(Extracted data entries)
###

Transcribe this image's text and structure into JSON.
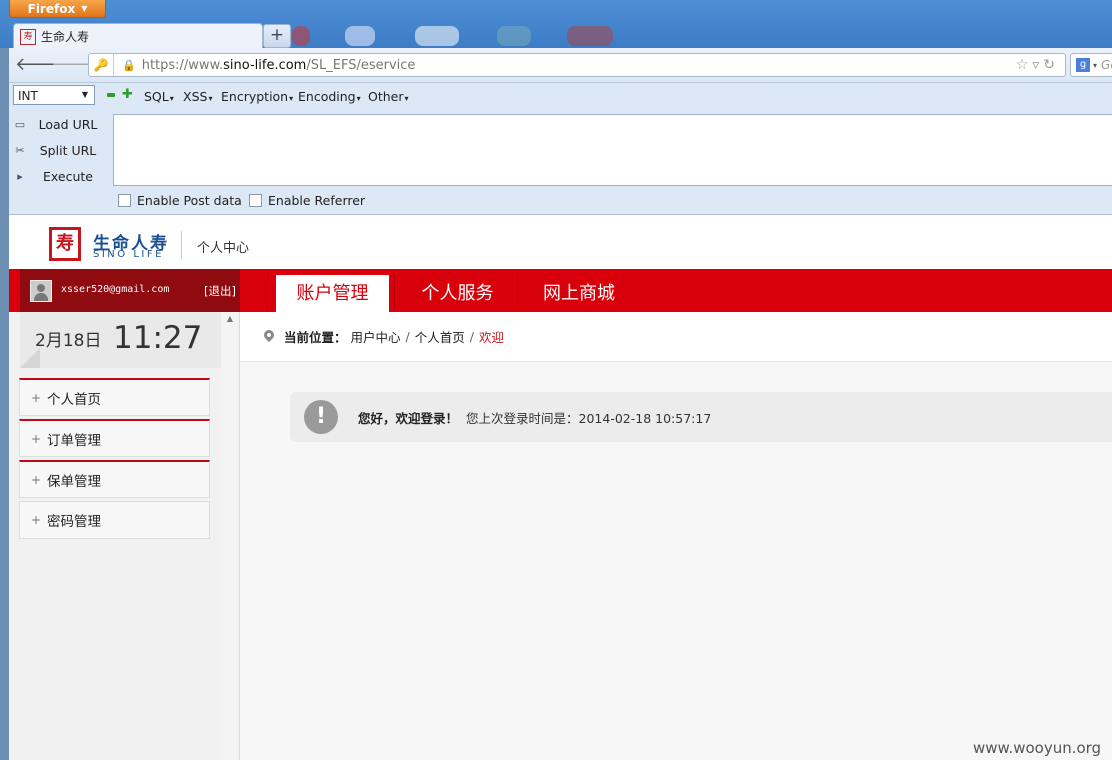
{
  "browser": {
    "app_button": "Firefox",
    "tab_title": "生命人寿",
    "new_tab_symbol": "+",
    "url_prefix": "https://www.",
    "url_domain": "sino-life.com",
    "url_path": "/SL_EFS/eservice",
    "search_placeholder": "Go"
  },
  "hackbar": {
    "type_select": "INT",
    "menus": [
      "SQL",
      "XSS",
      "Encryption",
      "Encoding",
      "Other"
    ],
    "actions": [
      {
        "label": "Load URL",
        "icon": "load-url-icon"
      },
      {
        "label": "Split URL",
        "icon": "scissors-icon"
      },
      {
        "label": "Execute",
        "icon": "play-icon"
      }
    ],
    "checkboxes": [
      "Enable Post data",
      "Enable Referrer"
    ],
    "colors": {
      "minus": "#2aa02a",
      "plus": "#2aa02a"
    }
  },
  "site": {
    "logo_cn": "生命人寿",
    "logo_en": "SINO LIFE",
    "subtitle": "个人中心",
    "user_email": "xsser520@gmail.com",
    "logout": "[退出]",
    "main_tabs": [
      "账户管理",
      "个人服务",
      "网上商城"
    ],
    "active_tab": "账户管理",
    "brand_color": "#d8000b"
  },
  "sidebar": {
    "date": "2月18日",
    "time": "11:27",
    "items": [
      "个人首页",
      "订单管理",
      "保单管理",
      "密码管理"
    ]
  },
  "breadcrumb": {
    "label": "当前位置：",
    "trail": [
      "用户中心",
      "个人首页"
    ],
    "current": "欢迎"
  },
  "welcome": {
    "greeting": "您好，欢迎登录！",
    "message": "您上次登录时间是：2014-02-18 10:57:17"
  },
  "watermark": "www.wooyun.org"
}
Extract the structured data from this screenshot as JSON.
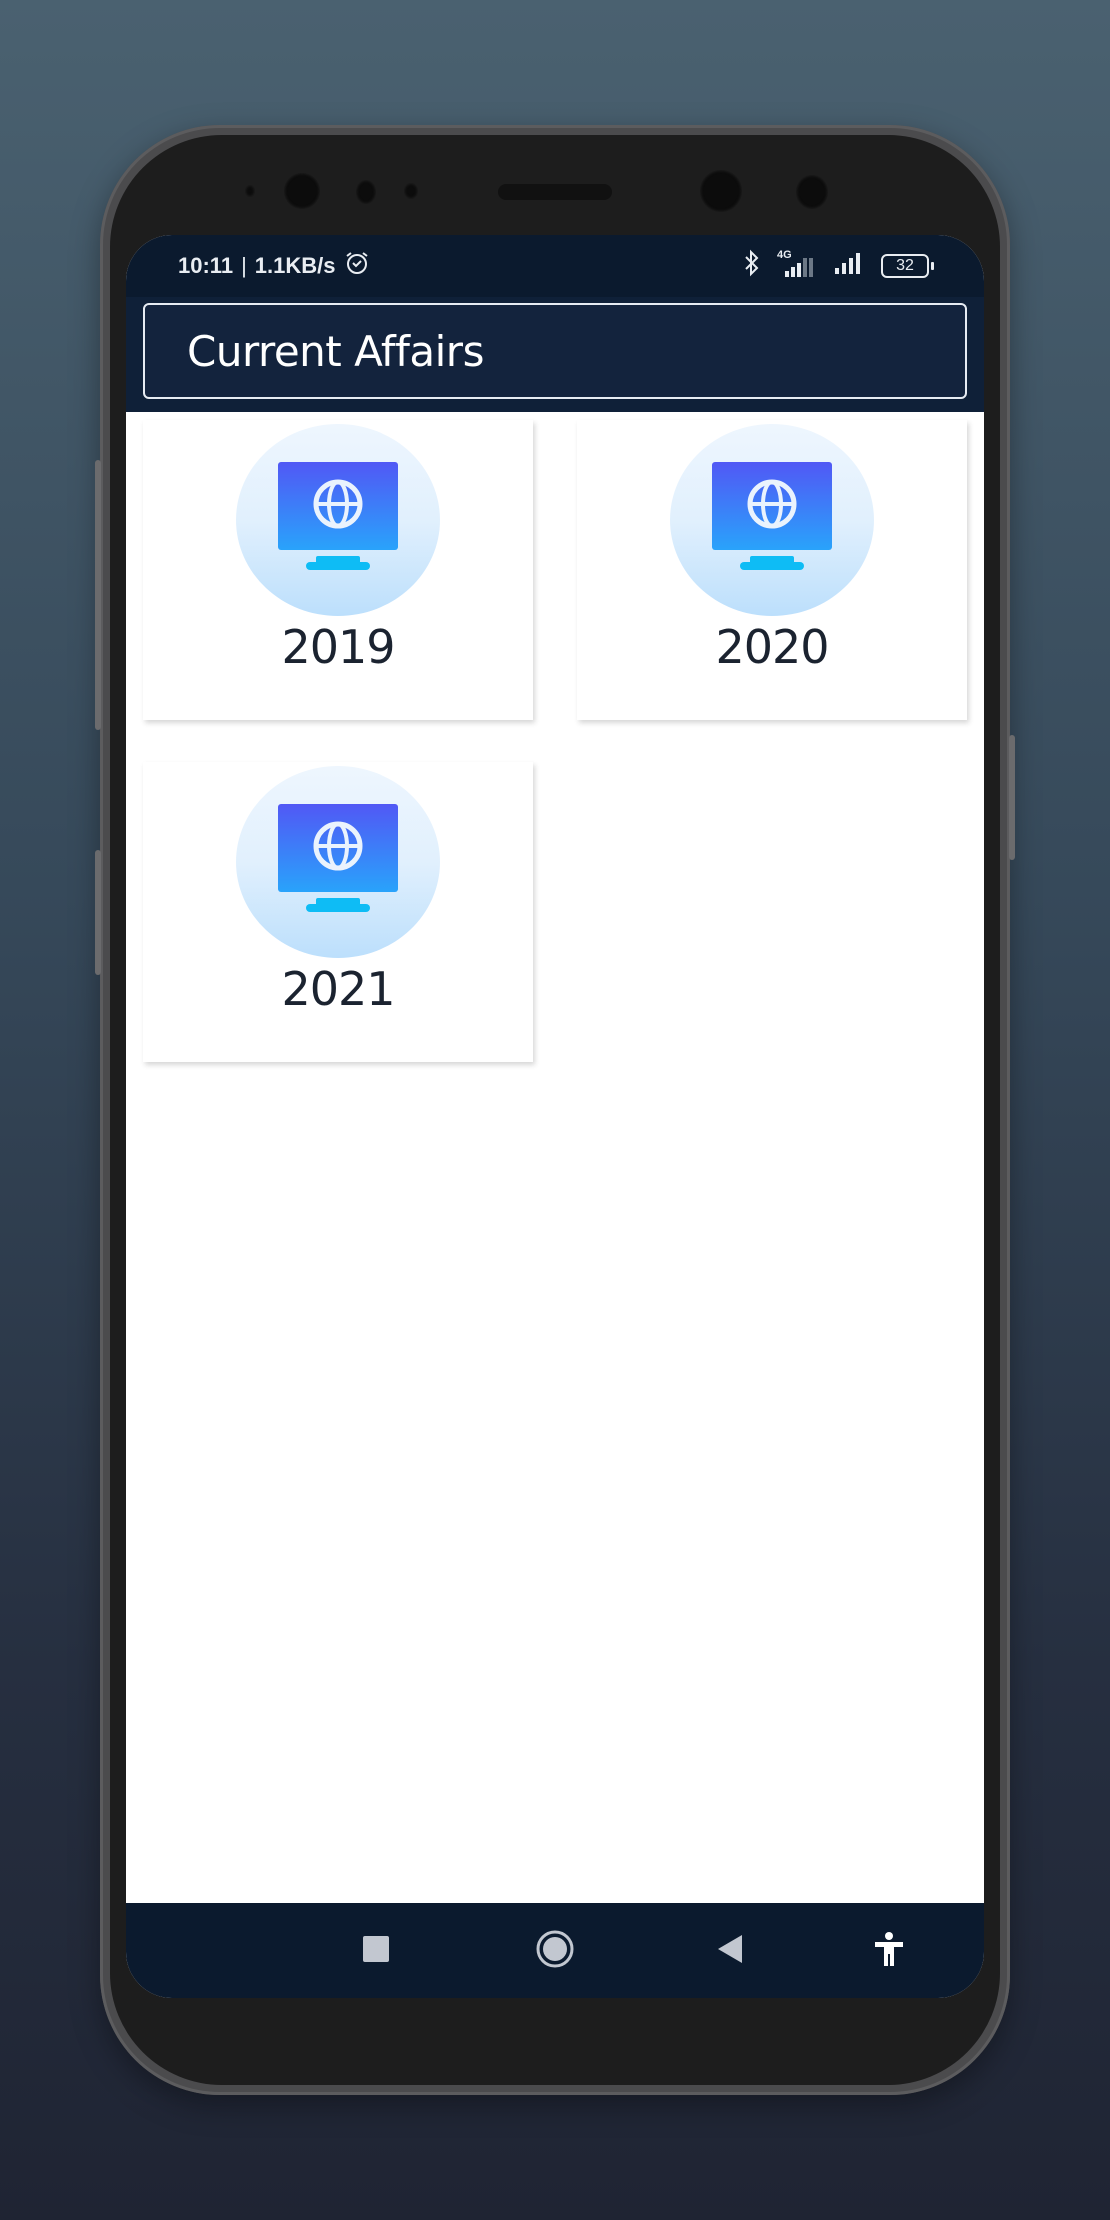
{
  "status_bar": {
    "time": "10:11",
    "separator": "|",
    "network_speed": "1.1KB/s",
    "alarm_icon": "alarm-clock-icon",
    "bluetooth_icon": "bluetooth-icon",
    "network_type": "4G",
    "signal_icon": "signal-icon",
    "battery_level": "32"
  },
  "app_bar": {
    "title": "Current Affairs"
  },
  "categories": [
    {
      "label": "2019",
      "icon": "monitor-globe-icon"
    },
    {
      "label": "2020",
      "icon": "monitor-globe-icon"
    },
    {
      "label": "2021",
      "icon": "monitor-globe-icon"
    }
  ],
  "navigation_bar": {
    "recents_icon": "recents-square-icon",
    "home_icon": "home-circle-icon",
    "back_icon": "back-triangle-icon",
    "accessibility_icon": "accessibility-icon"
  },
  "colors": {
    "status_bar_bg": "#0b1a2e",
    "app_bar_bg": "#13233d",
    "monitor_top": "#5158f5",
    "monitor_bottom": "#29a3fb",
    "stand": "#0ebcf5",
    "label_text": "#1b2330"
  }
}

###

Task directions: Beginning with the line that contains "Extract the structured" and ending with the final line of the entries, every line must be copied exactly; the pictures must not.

Result:
Extract the structured data from this screenshot as JSON.
{
  "status_bar": {
    "time": "10:11",
    "separator": "|",
    "network_speed": "1.1KB/s",
    "alarm_icon": "alarm-clock-icon",
    "bluetooth_icon": "bluetooth-icon",
    "network_type": "4G",
    "signal_icon": "signal-icon",
    "battery_level": "32"
  },
  "app_bar": {
    "title": "Current Affairs"
  },
  "categories": [
    {
      "label": "2019",
      "icon": "monitor-globe-icon"
    },
    {
      "label": "2020",
      "icon": "monitor-globe-icon"
    },
    {
      "label": "2021",
      "icon": "monitor-globe-icon"
    }
  ],
  "navigation_bar": {
    "recents_icon": "recents-square-icon",
    "home_icon": "home-circle-icon",
    "back_icon": "back-triangle-icon",
    "accessibility_icon": "accessibility-icon"
  },
  "colors": {
    "status_bar_bg": "#0b1a2e",
    "app_bar_bg": "#13233d",
    "monitor_top": "#5158f5",
    "monitor_bottom": "#29a3fb",
    "stand": "#0ebcf5",
    "label_text": "#1b2330"
  }
}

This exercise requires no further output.